→ **Instructions to follow**: Exactly how many lines in the entries contain "JSON"? Give that number alone.

→ **Material provided**:
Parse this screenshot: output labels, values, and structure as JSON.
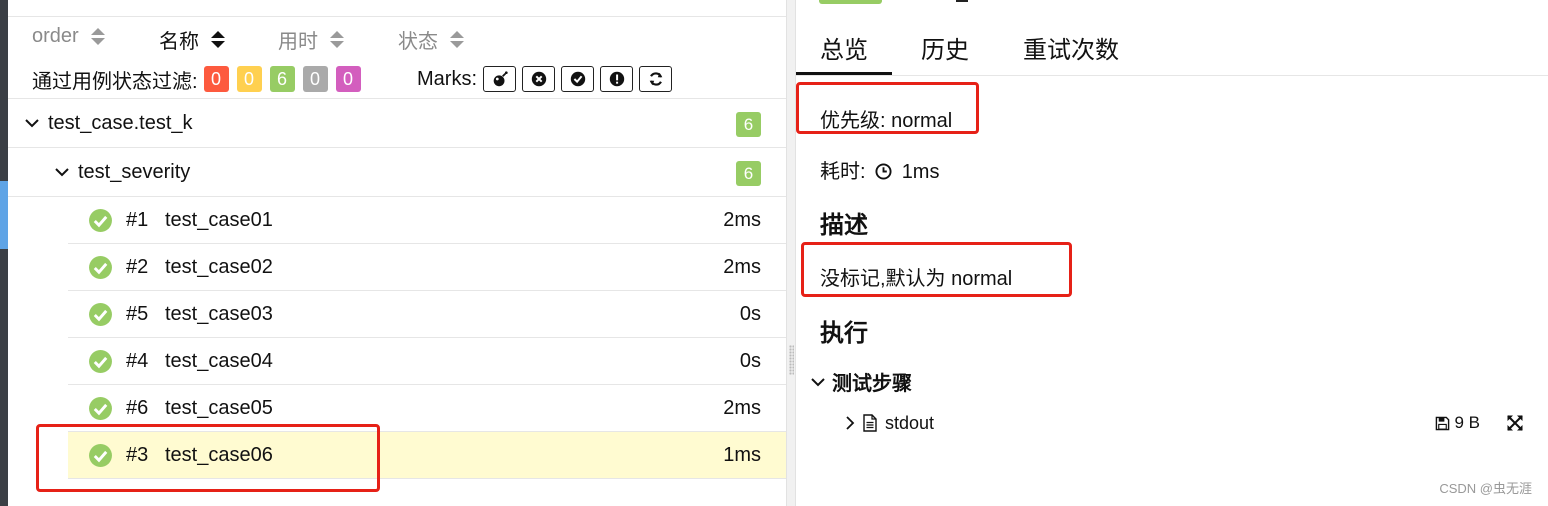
{
  "sort": {
    "items": [
      {
        "label": "order",
        "active": false
      },
      {
        "label": "名称",
        "active": true
      },
      {
        "label": "用时",
        "active": false
      },
      {
        "label": "状态",
        "active": false
      }
    ]
  },
  "filter": {
    "label": "通过用例状态过滤:",
    "badges": [
      {
        "value": "0",
        "color": "#fd5a3e"
      },
      {
        "value": "0",
        "color": "#ffd050"
      },
      {
        "value": "6",
        "color": "#97cc64"
      },
      {
        "value": "0",
        "color": "#aaaaaa"
      },
      {
        "value": "0",
        "color": "#d35ebe"
      }
    ]
  },
  "marks": {
    "label": "Marks:",
    "icons": [
      "bomb-icon",
      "times-circle-icon",
      "check-circle-icon",
      "exclamation-circle-icon",
      "refresh-icon"
    ]
  },
  "tree": {
    "suite": {
      "name": "test_case.test_k",
      "count": "6"
    },
    "module": {
      "name": "test_severity",
      "count": "6"
    },
    "cases": [
      {
        "num": "#1",
        "name": "test_case01",
        "time": "2ms"
      },
      {
        "num": "#2",
        "name": "test_case02",
        "time": "2ms"
      },
      {
        "num": "#5",
        "name": "test_case03",
        "time": "0s"
      },
      {
        "num": "#4",
        "name": "test_case04",
        "time": "0s"
      },
      {
        "num": "#6",
        "name": "test_case05",
        "time": "2ms"
      },
      {
        "num": "#3",
        "name": "test_case06",
        "time": "1ms"
      }
    ]
  },
  "detail": {
    "tabs": [
      "总览",
      "历史",
      "重试次数"
    ],
    "severity": "优先级: normal",
    "duration_label": "耗时:",
    "duration": "1ms",
    "desc_heading": "描述",
    "description": "没标记,默认为 normal",
    "exec_heading": "执行",
    "steps_label": "测试步骤",
    "attachment": {
      "name": "stdout",
      "size": "9 B"
    }
  },
  "footer": "CSDN @虫无涯",
  "colors": {
    "passed": "#97cc64",
    "selected_row": "#fffbd1",
    "highlight": "#e62117"
  }
}
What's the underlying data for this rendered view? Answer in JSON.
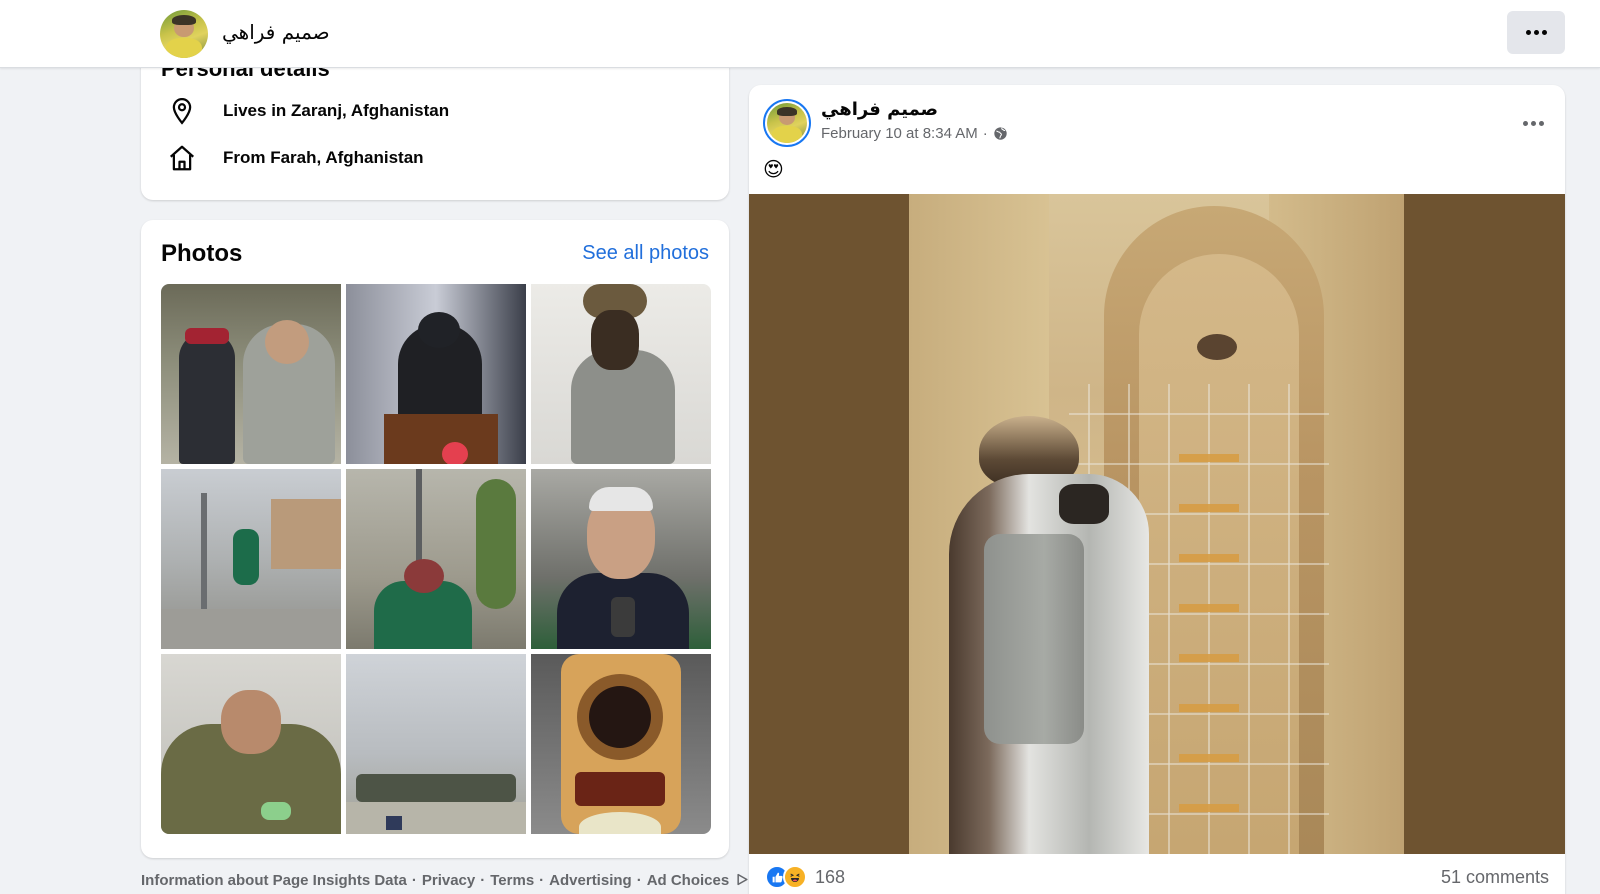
{
  "topbar": {
    "profile_name": "صميم فراهي",
    "more_icon": "more-horizontal-icon"
  },
  "personal_details": {
    "heading": "Personal details",
    "items": [
      {
        "icon": "location-pin-icon",
        "text": "Lives in Zaranj, Afghanistan"
      },
      {
        "icon": "home-icon",
        "text": "From Farah, Afghanistan"
      }
    ]
  },
  "photos": {
    "heading": "Photos",
    "see_all": "See all photos",
    "tile_count": 9
  },
  "footer": {
    "links": [
      "Information about Page Insights Data",
      "Privacy",
      "Terms",
      "Advertising",
      "Ad Choices"
    ]
  },
  "post": {
    "author": "صميم فراهي",
    "timestamp": "February 10 at 8:34 AM",
    "separator": "·",
    "audience_icon": "globe-icon",
    "text": "😍",
    "reaction_count": "168",
    "comments": "51 comments"
  },
  "colors": {
    "link_blue": "#216fdb",
    "like_blue": "#1877f2",
    "background": "#f0f2f5",
    "post_image_bg": "#6e5330"
  }
}
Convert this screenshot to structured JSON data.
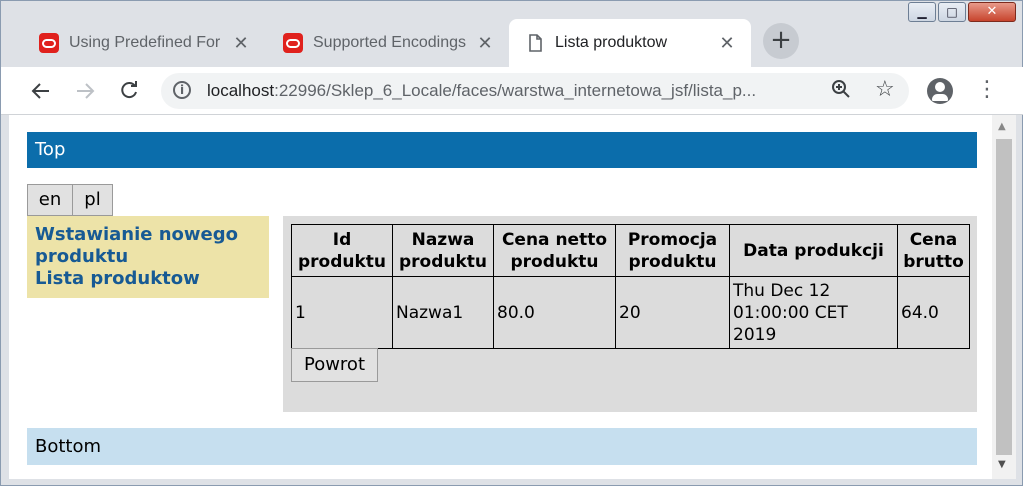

→ **Exercise answer**: 3